Let’s face it. There are many economic challenges ahead for Millennials. The context is challenging for this generation: high unemployment rates, escalating college costs and loans, and a rising national debt. When other generations seem more interested in just arguing about it and doing little, Millennials, like Ryan Schoenike and others, are jumping in and leading to make a difference.

Ryan is the co-founder of The Can Kicks Back, an organization described as “a non-partisan Millennial movement to defeat the national debt and reclaim our American Dream.” Together, they are working hard to build a sustainable future for Millennials and all generations.

The Can Kicks BackInterview with Ryan Schoenike, Co-Founder of The Can Kicks Back

Highlighted below is an interview with Ryan. He is a great example of Millennial leadership at its best, and we can all learn from him and the change his organization is driving forward.

The stated mission of The Cans Kick Back is: “…to educate, organize and mobilize young Americans in order to promote a sustainable and generationally equitable federal budget.” How are you getting Millennials engaged on this important issue? Are other generations listening?

Ryan Schoenike Ryan: One of the main tactics of The Can Kicks Back (TCKB) has been to meet our generation where they are and communicate with them though modes and mediums that they are familiar with.

For TCKB, this means that we have a heavy online presence and often choose to embed our message in cultural memes. There is a lot to compete with these days and, if you don’t present people with something interesting, you are never going to get their attention.

You need a hook. We have seen a lot of success reaching people with humor. Once we hook them with interesting content, we walk them down an engagement ladder that starts with education and ends with volunteering.

Yes, other generations are listening. In fact, my Grandmother is one of our biggest supporters. While we focus on Millennials, our supporters come from all age groups. We look at older generations particularly, our grandparents, as natural allies in this fight. Because we believe that if they know the real facts, they wouldn’t stand for it.

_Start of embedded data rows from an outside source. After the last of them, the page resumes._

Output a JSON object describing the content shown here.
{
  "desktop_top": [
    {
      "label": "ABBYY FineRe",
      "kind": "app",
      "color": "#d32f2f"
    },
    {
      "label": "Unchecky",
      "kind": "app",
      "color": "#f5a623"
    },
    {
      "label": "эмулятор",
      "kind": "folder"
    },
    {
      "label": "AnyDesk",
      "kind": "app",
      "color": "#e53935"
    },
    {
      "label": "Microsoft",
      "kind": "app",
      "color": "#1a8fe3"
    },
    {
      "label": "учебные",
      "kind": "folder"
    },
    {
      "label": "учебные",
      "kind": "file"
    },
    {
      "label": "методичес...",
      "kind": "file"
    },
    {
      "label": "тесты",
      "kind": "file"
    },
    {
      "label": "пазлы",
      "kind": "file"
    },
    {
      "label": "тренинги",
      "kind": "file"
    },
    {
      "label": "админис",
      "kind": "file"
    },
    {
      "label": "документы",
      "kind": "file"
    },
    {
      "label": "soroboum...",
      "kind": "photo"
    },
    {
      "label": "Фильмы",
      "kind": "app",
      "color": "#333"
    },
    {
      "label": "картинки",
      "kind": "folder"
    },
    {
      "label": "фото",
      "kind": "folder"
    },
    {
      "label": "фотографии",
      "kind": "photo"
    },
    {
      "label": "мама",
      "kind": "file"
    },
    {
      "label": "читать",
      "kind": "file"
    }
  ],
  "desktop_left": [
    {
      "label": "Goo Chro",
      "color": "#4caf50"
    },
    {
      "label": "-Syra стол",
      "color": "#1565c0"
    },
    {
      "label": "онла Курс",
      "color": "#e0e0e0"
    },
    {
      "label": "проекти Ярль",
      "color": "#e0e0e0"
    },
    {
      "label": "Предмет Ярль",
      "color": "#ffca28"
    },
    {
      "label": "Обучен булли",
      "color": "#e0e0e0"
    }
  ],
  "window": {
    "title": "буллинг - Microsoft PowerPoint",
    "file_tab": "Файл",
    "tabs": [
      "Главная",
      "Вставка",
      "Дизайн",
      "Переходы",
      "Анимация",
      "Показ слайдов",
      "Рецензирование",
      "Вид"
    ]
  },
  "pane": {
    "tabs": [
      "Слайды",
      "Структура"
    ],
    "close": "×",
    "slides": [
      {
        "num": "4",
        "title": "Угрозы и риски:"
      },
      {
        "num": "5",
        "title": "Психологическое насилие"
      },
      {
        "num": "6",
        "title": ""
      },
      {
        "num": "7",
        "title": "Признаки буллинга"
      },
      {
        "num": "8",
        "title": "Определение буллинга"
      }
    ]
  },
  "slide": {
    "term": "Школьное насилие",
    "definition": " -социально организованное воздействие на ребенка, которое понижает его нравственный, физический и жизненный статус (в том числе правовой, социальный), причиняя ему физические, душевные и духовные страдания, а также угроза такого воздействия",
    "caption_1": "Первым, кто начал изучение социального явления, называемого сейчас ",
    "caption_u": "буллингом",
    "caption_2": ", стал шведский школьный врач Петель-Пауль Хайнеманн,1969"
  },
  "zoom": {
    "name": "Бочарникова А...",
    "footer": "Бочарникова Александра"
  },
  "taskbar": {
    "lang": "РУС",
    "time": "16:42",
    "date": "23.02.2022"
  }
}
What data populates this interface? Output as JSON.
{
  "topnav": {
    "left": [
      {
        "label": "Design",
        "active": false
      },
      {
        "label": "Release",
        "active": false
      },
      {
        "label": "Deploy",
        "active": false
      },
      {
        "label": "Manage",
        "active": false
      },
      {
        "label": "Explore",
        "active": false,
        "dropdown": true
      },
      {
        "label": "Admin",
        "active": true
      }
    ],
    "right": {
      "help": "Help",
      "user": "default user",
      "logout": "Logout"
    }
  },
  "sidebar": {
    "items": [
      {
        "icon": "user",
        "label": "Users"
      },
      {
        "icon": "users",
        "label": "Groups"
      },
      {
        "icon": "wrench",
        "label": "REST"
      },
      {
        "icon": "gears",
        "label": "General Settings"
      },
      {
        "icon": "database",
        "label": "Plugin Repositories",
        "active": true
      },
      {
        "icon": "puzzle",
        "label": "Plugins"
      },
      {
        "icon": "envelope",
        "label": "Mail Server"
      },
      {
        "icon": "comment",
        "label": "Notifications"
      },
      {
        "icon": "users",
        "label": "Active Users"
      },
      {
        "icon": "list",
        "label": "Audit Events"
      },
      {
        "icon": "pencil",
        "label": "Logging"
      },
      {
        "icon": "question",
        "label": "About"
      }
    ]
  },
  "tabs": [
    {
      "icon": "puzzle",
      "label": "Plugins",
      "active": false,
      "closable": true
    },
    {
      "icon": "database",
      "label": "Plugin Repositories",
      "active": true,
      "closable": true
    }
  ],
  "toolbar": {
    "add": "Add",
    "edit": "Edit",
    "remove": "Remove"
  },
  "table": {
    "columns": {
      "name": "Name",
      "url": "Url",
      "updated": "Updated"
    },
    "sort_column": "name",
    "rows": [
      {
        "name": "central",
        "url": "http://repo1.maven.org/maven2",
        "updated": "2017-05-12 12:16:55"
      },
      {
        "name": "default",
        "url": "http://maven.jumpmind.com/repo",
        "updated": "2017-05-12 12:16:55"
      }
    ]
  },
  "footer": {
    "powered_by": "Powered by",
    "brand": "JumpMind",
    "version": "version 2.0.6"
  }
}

There was a recent The Atlantic highlighting how Millennials are ignoring Washington, DC, and focusing on community service instead. One of the reasons is Washington isn’t necessarily listening or willing to make the required changes. How is your movement different?

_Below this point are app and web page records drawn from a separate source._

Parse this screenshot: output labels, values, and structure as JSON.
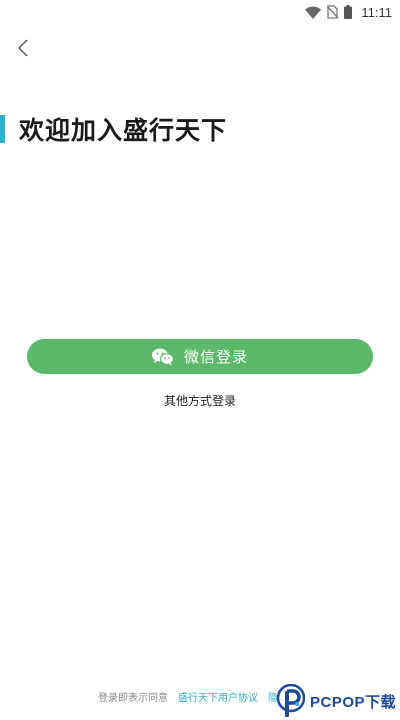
{
  "status_bar": {
    "time": "11:11"
  },
  "header": {
    "title": "欢迎加入盛行天下"
  },
  "login": {
    "wechat_label": "微信登录",
    "other_label": "其他方式登录"
  },
  "agreement": {
    "prefix": "登录即表示同意",
    "user_agreement": "盛行天下用户协议",
    "privacy": "隐私"
  },
  "watermark": {
    "text": "PCPOP下载"
  },
  "colors": {
    "accent": "#2ab0c8",
    "wechat_green": "#5cb96a",
    "watermark_blue": "#1f4a96"
  }
}
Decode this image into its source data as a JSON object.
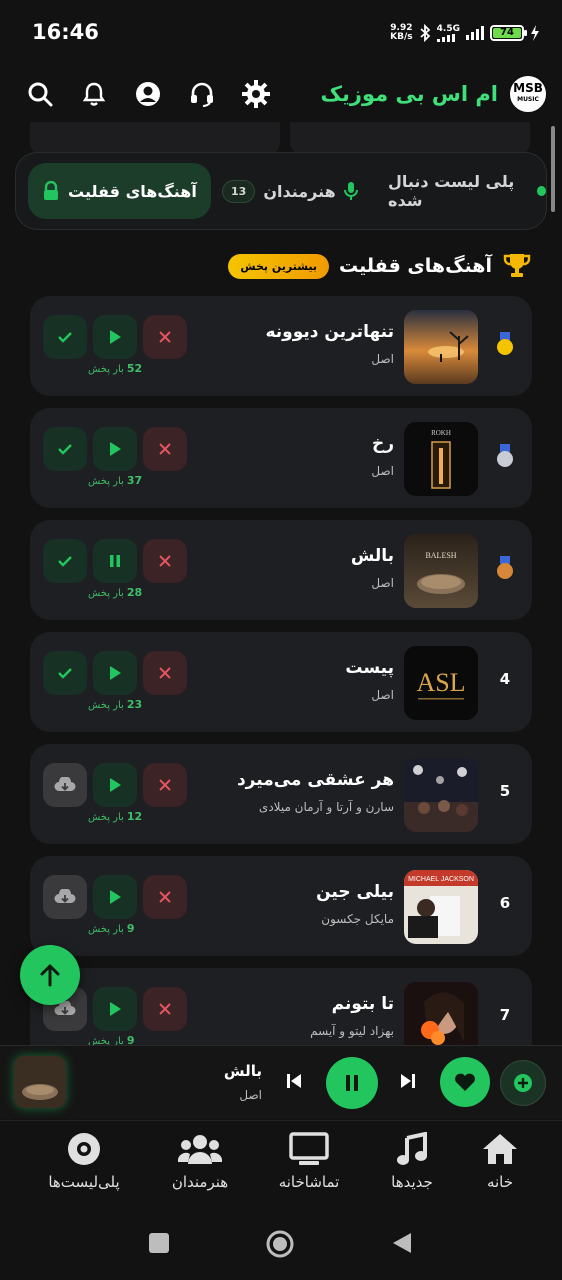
{
  "status": {
    "time": "16:46",
    "net_speed_value": "9.92",
    "net_speed_unit": "KB/s",
    "network": "4.5G",
    "battery": "74"
  },
  "header": {
    "title": "ام اس بی موزیک",
    "logo_text": "MSB",
    "logo_sub": "MUSIC"
  },
  "tabs": [
    {
      "label": "آهنگ‌های قفلیت",
      "icon": "lock-icon",
      "active": true
    },
    {
      "label": "هنرمندان",
      "badge": "13",
      "icon": "mic-icon"
    },
    {
      "label": "پلی لیست دنبال شده",
      "icon": "playlist-icon"
    }
  ],
  "section": {
    "title": "آهنگ‌های قفلیت",
    "pill": "بیشترین پخش"
  },
  "plays_suffix": "بار پخش",
  "songs": [
    {
      "rank": "1",
      "medal": "gold",
      "title": "تنهاترین دیوونه",
      "artist": "اصل",
      "plays": "52",
      "first_action": "check",
      "state": "play"
    },
    {
      "rank": "2",
      "medal": "silver",
      "title": "رخ",
      "artist": "اصل",
      "plays": "37",
      "first_action": "check",
      "state": "play"
    },
    {
      "rank": "3",
      "medal": "bronze",
      "title": "بالش",
      "artist": "اصل",
      "plays": "28",
      "first_action": "check",
      "state": "pause"
    },
    {
      "rank": "4",
      "title": "پیست",
      "artist": "اصل",
      "plays": "23",
      "first_action": "check",
      "state": "play"
    },
    {
      "rank": "5",
      "title": "هر عشقی می‌میرد",
      "artist": "سارن و آرتا و آرمان میلادی",
      "plays": "12",
      "first_action": "download",
      "state": "play"
    },
    {
      "rank": "6",
      "title": "بیلی جین",
      "artist": "مایکل جکسون",
      "plays": "9",
      "first_action": "download",
      "state": "play"
    },
    {
      "rank": "7",
      "title": "تا بتونم",
      "artist": "بهزاد لیتو و آیسم",
      "plays": "9",
      "first_action": "download",
      "state": "play"
    }
  ],
  "cover_texts": {
    "rokh": "ROKH",
    "balesh": "BALESH",
    "asl": "ASL",
    "mj": "MICHAEL JACKSON"
  },
  "player": {
    "title": "بالش",
    "artist": "اصل"
  },
  "nav": [
    {
      "label": "خانه",
      "icon": "home-icon"
    },
    {
      "label": "جدیدها",
      "icon": "music-note-icon"
    },
    {
      "label": "تماشاخانه",
      "icon": "tv-icon"
    },
    {
      "label": "هنرمندان",
      "icon": "users-icon"
    },
    {
      "label": "پلی‌لیست‌ها",
      "icon": "disc-icon"
    }
  ],
  "colors": {
    "accent": "#22c55e",
    "background": "#121212",
    "card": "#1e1f22",
    "brand_text": "#3fe07a"
  }
}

Ryan: It’s hard to blame Millennials for turning to service instead of focusing on politics. Most of our generation has only known a dysfunctional Washington. We hope that by letting our generation know the consequences of inaction on their future they will get involved. There is still a huge deficit of facts around the country and we aim to make sure our peers know the truth.

What are some ways your organization is addressing the “drivers of our $17 trillion and growing national debt;” specifically, what changes would you like to see happen during the next two years to address this growing problem?

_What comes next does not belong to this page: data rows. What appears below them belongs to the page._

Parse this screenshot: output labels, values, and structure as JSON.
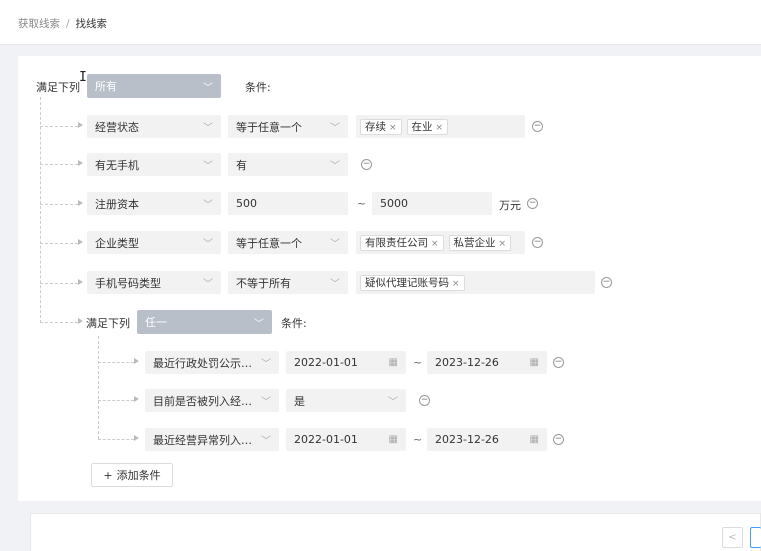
{
  "breadcrumb": {
    "items": [
      "获取线索",
      "找线索"
    ],
    "separator": "/"
  },
  "root": {
    "prefix_label": "满足下列",
    "match_value": "所有",
    "suffix_label": "条件:"
  },
  "conditions": [
    {
      "field": "经营状态",
      "op": "等于任意一个",
      "tags": [
        "存续",
        "在业"
      ]
    },
    {
      "field": "有无手机",
      "op": "有"
    },
    {
      "field": "注册资本",
      "min": "500",
      "separator": "~",
      "max": "5000",
      "unit": "万元"
    },
    {
      "field": "企业类型",
      "op": "等于任意一个",
      "tags": [
        "有限责任公司",
        "私营企业"
      ]
    },
    {
      "field": "手机号码类型",
      "op": "不等于所有",
      "tags": [
        "疑似代理记账号码"
      ]
    }
  ],
  "subgroup": {
    "prefix_label": "满足下列",
    "match_value": "任一",
    "suffix_label": "条件:",
    "conditions": [
      {
        "field": "最近行政处罚公示日期",
        "start": "2022-01-01",
        "separator": "~",
        "end": "2023-12-26"
      },
      {
        "field": "目前是否被列入经营...",
        "op": "是"
      },
      {
        "field": "最近经营异常列入日期",
        "start": "2022-01-01",
        "separator": "~",
        "end": "2023-12-26"
      }
    ]
  },
  "add_condition": {
    "icon": "+",
    "label": "添加条件"
  },
  "pagination": {
    "prev_icon": "<",
    "current": "1"
  },
  "icons": {
    "chevron": "﹀",
    "remove": "−",
    "tag_close": "×",
    "calendar": "▦"
  },
  "colors": {
    "match_select_bg": "#b8bfc9",
    "field_bg": "#f2f2f2",
    "pagination_active": "#409eff"
  }
}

Ryan: We think that the biggest thing is getting young people involved. In our view, they have always been the missing piece. For anything to really change, Millennials need to get involved in large numbers. That being said, we think the solution lies in what we are calling the Grand Generational Bargain. This would mean trading increased investment today for long-term, meaningful entitlement reform. Both parties, we believe, should be able to agree on sensible tax reform.

Is Congress and the Administration hearing your message and beginning to act?

Ryan: They are starting to. We recently championed a bipartisan piece of legislation that was introduced into both chambers of Congress. The INFORM Act would require the government to account for all of its future liabilities and not just past debts. It is currently supported by over 900 economists, including 14 Nobel laureates. This bill was the result of 20 supporters spending one day on Capitol Hill advocating for our generation. It’s just one of many steps we need to take, but think this is great first one.

How can Millennials and other generations get involved and help in raising awareness and begin making the necessary changes?

Ryan: First, they can sign up on our website and stay up to date on our work. We offer multiple ways to get involved from just being a supporter to joining a local chapter to starting a new chapter. Second, they can read and share a report that we just released this week. The report entitled, Swindled: How Millennials Will Pay the Price of Washington’s Paralysis, lays out the facts of our country’s fiscal situation and the cost of delaying action.

As one of the co-founders of this movement, what has energized you the most about it? And, what advice would you give to other Millennial leaders?

Ryan: For me the aha moment came when I was sitting on a friend’s couch and saw a documentary about how big our country’s fiscal problems actually are. I realized that the burden to pay for our nation’s debts was going to fall on my generation and yet no one was speaking for us. Through several efforts, I met a group of concerned Millennials and we eventually started this movement.

The one piece of advice I would give is not to give up. Starting any type of movement is hard and even with our progress we still have a long way to go. There are many things that will stand in your way and you just have to push through them.

Get Engaged: Millennials and All Generations!

Thank you to Ryan Schoenike and the engaged team at The Can Kicks Back. They are leading in a way that truly builds trust between generations; they are engaging across generations to solve real problems.

Please read more about their movement, join one of the city tour sites, and encourage your representatives to take note and act. Learn more at The Can Kicks Back.